OSV: Another one of my favorite scenes is when you are in Harlem (in New York) preparing a meal for the homeless. I love the moment when you are peeling a bruised pear, keeping the good parts, and a Missionary of Charity hands you back the piece you had discarded, signaling there was more that you could salvage. That scene seems like it took you out of your comfort zone. How did the relationship affect your day-to-day life? How did it change you?
Cooper O’Boyle: Yes, I love that moment too. It was so profound, yet so simple. I realized how much the sisters relied on Divine Providence for everything and would never waste even a crumb or a portion of anything. My relationship with Mother Teresa impacted my daily life in that I was striving to live the Gospel message as she did — but in my own walk of life. I became a lay Missionary of Charity and encouraged others to do so as well. I was striving for a deeper holiness still. How did my relationship with Mother Teresa change me? I think by calling me to an even deeper relationship with God. By keeping me on task, if you will.
OSV: Most of us think of Mother Teresa with a sense of awe. To imagine her taking the time to talk with and write to a mom here in the United States tells us a lot about her.
Cooper O’Boyle: She believed totally in the one by one by one, which is how I try to live my life. Each person that you encounter, everything that happens, there are no coincidences. Whoever God has put you with, that’s where you work out your salvation. He sanctifies those moments of interaction and exchanges, depending on how we respond. Do we respond in love? Through prayer and love. I feel that that’s where the sanctification happens.
Mother Teresa, she dealt with each person as they came. These people that God put into her life, she treated as Jesus in the distressing disguises of the poorest of the poor. She loved each one as Jesus, and that’s where all the amazing transformations happen.
OSV: What is the greatest lesson you learned from her?

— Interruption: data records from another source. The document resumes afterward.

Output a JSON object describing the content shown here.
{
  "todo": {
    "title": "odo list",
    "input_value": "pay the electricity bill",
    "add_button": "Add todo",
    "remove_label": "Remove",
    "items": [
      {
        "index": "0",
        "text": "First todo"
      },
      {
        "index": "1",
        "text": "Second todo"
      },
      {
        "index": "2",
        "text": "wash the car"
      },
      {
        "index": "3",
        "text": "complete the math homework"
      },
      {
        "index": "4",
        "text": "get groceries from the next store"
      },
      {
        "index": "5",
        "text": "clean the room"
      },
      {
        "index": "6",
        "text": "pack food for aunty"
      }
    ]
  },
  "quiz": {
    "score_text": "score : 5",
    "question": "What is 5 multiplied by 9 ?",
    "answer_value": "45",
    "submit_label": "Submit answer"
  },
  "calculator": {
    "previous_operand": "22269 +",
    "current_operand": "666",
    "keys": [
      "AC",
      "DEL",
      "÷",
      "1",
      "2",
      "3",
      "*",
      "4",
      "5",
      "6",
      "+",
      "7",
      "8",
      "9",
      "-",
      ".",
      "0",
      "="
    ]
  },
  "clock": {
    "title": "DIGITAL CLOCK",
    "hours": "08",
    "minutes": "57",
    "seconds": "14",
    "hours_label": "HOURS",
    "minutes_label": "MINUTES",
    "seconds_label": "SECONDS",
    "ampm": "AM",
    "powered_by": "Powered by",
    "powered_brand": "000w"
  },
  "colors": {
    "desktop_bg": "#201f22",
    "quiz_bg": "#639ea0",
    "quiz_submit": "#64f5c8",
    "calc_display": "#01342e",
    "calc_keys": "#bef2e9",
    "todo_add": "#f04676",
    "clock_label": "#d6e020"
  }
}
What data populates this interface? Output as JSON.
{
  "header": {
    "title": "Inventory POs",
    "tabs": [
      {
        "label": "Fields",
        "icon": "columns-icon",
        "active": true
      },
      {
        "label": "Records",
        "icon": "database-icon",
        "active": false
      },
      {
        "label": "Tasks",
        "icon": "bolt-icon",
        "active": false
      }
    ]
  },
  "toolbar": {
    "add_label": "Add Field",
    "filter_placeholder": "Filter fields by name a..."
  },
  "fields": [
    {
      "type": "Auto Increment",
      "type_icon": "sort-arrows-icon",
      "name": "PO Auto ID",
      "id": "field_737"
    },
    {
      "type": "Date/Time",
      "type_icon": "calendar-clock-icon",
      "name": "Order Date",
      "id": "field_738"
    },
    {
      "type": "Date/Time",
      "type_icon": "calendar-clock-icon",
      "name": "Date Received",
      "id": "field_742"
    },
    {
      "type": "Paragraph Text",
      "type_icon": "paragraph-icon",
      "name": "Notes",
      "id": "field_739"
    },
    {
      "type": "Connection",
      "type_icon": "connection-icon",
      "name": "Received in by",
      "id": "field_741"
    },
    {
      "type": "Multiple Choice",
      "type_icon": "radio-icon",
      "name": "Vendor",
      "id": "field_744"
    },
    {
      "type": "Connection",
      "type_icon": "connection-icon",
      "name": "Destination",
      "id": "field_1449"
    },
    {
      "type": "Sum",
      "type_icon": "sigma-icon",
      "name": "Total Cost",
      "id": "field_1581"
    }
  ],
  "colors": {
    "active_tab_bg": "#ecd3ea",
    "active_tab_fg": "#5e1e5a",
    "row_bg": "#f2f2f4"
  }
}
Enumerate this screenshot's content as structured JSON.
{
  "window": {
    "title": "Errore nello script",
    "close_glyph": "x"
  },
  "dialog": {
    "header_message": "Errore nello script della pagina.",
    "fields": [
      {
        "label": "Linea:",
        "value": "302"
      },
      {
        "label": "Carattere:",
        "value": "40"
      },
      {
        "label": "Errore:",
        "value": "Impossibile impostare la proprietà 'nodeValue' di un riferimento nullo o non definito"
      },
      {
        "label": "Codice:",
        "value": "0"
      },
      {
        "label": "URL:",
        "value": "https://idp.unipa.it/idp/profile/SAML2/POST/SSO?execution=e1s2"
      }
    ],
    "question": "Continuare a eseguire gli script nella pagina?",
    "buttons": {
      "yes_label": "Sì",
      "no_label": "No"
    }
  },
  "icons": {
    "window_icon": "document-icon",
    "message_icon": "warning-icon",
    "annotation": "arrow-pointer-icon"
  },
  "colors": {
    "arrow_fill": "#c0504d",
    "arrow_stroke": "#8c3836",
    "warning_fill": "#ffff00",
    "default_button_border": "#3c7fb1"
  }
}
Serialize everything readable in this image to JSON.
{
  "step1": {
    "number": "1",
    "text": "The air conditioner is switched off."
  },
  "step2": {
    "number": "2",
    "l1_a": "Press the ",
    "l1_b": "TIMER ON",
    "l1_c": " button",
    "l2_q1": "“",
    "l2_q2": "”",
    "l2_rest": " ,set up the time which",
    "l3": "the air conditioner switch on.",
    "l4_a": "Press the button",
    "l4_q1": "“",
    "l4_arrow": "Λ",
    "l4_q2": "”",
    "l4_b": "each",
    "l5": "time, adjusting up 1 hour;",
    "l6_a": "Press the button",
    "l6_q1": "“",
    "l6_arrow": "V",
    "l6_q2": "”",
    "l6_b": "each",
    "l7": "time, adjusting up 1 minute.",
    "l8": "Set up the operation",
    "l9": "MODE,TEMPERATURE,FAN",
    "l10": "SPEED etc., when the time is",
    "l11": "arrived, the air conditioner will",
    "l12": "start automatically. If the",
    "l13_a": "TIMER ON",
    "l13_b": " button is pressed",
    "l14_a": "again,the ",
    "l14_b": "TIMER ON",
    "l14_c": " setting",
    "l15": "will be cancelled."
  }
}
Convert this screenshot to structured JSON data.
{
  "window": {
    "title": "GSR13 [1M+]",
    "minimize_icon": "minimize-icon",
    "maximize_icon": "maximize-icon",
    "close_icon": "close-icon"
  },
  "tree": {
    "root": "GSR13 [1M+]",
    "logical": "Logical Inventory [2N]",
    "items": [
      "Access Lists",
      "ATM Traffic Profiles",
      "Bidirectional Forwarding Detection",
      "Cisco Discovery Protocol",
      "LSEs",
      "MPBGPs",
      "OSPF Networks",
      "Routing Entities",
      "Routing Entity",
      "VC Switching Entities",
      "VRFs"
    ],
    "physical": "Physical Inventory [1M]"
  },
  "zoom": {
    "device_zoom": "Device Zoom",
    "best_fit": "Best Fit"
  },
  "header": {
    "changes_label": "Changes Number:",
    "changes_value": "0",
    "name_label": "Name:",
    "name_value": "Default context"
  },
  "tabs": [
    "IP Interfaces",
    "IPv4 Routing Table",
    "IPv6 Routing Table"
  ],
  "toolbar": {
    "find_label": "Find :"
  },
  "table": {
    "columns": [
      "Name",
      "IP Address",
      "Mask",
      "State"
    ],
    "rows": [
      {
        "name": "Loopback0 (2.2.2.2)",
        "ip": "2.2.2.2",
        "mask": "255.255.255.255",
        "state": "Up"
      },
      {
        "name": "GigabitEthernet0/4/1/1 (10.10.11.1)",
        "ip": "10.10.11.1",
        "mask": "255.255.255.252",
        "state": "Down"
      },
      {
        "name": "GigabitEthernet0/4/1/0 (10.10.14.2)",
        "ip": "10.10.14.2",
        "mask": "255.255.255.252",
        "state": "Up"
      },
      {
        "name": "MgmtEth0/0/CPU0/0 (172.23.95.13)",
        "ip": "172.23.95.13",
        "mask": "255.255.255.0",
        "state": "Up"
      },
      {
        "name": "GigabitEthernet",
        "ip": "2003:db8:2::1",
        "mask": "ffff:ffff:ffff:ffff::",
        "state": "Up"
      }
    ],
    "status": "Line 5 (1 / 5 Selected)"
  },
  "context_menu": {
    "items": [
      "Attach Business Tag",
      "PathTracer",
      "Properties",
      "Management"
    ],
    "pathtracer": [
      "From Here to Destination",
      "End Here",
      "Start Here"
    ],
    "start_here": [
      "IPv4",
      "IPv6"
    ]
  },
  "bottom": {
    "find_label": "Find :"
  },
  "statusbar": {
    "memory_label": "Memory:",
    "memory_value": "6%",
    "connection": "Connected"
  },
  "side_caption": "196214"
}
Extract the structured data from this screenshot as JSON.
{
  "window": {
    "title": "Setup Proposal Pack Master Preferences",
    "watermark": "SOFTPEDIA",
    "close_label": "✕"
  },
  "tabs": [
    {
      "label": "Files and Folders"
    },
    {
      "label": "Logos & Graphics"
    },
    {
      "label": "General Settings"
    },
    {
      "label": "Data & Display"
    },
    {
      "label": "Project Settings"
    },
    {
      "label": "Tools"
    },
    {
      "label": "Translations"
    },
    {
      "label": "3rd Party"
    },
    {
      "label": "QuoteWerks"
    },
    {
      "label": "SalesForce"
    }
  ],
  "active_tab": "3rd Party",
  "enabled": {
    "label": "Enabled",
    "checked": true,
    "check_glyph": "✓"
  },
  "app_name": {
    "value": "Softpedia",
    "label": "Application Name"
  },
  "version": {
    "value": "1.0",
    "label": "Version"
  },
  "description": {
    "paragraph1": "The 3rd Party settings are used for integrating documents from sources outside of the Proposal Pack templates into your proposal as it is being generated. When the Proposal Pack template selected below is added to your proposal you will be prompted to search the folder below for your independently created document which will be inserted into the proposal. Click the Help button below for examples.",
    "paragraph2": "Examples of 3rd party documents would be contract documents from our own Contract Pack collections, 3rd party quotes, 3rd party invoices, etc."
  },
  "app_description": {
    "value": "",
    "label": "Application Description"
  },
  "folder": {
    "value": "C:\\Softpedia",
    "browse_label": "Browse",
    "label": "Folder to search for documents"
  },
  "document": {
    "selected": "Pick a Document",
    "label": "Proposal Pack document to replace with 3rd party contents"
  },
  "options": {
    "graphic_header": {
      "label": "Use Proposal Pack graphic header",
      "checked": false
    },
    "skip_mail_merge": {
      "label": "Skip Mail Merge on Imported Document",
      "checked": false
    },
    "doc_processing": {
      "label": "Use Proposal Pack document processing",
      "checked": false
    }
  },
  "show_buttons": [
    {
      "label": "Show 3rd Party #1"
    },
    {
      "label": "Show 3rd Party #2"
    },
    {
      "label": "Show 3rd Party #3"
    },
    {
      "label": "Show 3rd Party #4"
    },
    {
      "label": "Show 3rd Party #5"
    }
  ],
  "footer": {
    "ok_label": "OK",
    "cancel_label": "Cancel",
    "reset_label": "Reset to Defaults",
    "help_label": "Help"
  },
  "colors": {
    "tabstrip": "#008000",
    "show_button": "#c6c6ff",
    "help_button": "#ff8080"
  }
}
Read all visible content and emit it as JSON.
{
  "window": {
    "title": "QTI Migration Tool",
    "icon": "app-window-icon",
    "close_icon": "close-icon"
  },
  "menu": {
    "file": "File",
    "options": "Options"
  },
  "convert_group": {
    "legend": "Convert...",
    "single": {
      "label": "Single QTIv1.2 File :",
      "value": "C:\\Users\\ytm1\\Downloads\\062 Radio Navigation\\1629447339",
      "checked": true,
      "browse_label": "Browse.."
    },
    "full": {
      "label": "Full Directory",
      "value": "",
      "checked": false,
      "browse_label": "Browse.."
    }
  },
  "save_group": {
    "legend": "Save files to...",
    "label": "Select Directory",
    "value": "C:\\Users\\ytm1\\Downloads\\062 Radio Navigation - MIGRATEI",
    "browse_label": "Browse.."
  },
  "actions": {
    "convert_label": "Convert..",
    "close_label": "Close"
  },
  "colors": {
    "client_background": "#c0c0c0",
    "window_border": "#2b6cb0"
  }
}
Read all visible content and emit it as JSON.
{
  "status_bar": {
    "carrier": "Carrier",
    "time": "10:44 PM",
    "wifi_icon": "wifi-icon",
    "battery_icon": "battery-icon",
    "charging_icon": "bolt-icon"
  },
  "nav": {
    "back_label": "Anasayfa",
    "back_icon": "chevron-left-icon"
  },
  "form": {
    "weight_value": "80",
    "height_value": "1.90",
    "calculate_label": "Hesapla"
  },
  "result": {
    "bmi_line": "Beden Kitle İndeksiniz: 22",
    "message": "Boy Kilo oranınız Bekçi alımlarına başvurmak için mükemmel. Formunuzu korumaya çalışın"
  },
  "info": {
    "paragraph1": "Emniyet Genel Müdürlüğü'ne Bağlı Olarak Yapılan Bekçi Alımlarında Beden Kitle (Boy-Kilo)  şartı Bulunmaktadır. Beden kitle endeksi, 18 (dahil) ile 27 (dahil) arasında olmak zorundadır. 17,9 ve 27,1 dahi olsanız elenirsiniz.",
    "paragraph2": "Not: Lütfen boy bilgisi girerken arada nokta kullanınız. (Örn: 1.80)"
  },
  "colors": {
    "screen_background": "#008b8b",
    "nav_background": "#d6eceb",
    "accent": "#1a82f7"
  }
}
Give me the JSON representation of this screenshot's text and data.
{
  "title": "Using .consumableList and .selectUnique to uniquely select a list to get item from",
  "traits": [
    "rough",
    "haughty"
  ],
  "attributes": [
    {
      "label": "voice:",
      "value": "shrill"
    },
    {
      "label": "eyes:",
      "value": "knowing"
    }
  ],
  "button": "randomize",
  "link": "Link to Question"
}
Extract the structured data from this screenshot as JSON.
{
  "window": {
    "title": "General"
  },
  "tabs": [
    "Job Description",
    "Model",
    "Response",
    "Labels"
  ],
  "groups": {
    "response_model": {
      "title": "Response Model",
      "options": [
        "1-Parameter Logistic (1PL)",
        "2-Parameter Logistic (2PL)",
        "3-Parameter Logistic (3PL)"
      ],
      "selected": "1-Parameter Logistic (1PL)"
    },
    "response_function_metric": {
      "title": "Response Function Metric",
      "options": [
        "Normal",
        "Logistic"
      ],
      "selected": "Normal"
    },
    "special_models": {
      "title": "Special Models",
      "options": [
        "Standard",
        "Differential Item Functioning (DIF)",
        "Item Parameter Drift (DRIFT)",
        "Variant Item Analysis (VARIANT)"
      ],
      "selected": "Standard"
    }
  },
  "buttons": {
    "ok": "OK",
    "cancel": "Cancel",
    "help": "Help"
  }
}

Cooper O’Boyle: That’s hard to put into words. But I think the most important ones are to love, to respond in love and to treat everyone as Jesus. The greatest lesson is to love.
Mary DeTurris-Poust writes from New York.